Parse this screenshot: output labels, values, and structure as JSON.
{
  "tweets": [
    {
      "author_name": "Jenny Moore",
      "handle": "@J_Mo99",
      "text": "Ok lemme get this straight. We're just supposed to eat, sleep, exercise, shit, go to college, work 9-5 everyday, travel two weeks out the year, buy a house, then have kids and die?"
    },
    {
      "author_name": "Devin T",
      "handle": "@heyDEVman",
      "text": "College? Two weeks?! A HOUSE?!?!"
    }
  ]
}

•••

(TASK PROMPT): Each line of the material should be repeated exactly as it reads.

(EXPECTED ANSWER):
Parse this screenshot: output labels, values, and structure as JSON.
{
  "tweets": [
    {
      "author_name": "Jenny Moore",
      "handle": "@J_Mo99",
      "text": "Ok lemme get this straight. We're just supposed to eat, sleep, exercise, shit, go to college, work 9-5 everyday, travel two weeks out the year, buy a house, then have kids and die?"
    },
    {
      "author_name": "Devin T",
      "handle": "@heyDEVman",
      "text": "College? Two weeks?! A HOUSE?!?!"
    }
  ]
}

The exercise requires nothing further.